The arrival of December yesterday marked the beginning of the Christian period of Advent.
While many celebrate it with a chocolate-filled advent calendar they have, it is, in fact, aimed at helping people prepare themselves for Christmas, the celebration of the incarnation, when God came to earth as Jesus.
Advent begins on the fourth Sunday before Christmas, not always on the First of December, as many people think, and ends with Christmas Day itself.
The Very Revd Dr Derek Browning, Minister at Morningside Parish Church of Scotland in Edinburgh, said: “Traditionally it is a period for reflection and wonder.”
Speaking of the traditions in his church, the Minister said: “As part of the Advent season I have developed a short, all-age service on a Friday evening, called the Service of Light. It was originally a Christingle service but fire and child safety precautions have meant we’ve gone from lighting candles to lighting electric torches.
“The symbolism of light coming into the world is a key one for Advent and Christmas, and based on a Bible passage which talks of people living in great darkness seeing a great light, the coming of Jesus. It also refers to one of the descriptions of Jesus as the light of the world.”
The Minister added: “Another key tradition on the first Sunday of Advent is singing the hymn, ‘O come, o come Emmanuel’ (you can find the words online). The ancient hymn is full of Bible symbolism about the meaning of Who Jesus is and what He represents in the Christian faith tradition.”
The term ‘advent’ comes from the Latin word adventus, meaning “coming”.
Another tradition within the Church of Scotland is to mark Advent by the making of the Advent crown, which holds three purple, one white and one pink candle. These represent hope, peace, joy and love.
The Minister highlighted that other branches of Christianity may have other practices.
However, the religious background of Advent is arguably not understood by many, as non-religious people still participate in the tradition of advent calendars.

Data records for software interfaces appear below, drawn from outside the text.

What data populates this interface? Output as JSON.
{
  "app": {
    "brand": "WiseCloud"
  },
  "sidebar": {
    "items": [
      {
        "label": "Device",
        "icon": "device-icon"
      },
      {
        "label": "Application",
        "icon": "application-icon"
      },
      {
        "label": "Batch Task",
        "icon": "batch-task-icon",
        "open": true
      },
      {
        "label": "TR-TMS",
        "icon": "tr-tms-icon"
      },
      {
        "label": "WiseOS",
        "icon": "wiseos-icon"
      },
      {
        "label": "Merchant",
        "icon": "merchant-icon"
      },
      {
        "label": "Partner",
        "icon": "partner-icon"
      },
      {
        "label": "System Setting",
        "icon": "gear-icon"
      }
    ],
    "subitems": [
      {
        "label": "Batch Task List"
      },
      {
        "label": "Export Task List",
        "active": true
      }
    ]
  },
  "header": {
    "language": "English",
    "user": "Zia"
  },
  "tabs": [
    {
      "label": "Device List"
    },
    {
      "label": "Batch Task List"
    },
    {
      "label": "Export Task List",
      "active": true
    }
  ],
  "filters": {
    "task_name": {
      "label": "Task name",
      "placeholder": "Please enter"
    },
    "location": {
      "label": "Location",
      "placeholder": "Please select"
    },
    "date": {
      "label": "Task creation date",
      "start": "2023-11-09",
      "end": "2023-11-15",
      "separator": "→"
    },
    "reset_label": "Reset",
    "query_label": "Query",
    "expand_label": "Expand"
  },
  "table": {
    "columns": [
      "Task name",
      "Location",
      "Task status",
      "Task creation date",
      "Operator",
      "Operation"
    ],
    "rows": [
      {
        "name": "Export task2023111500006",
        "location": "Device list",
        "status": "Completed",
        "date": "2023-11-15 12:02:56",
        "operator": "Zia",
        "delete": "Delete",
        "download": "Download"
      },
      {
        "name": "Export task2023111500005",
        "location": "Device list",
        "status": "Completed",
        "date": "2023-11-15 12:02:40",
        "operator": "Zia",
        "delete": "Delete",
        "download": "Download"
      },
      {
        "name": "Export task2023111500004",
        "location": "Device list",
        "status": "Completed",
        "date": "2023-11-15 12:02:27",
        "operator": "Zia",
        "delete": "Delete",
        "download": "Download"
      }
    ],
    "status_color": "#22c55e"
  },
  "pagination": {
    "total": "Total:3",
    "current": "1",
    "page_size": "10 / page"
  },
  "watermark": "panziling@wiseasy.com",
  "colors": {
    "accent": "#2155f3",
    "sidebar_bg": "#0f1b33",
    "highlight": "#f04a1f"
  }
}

Advent calendars can now be found every December, not just with chocolate, but also with alcohol, such as wine, gin and whiskey, cheese, healthy food options, beauty products and even toy options for children.
James Cooper, from whychristmas?.com said: “Sadly, I don’t think many people do now understand the history of Advent.
“It used to be that Advent was a much quieter, and often religious, time running up to Christmas and then the ’12 Days of Christmas’ was the time for partying and eating. But we’ve now really moved most of the parties, etc. back into Advent.
“I think it’s a real shame that we’ve lost so much of the meaning of Advent. I’m a Christian and I have an Advent Candle which I’ll lit every day during Advent.”
Minister Browning said: “It has become increasingly difficult to hold onto ‘Christmas’ and maintain the period of Advent and waiting, wondering and longing. Commercial practices (including the recent US phenomenon of ‘Black Friday), push consumerism relentlessly.
“Advertising Christmas goods in September and October also lessen the impact of Advent and Christmas by turning it into a shopping spree where people may often buy things they don’t need with money they don’t have.
“Consumerism has attempted to fill the aching void in the lives of many people where an active faith would once be found. In a world that has no patience and lost the ability to wait, we have sacrificed the mystery of wonder for immediate gratification.”
For more information on the history of Advent, you can access James’ blog here.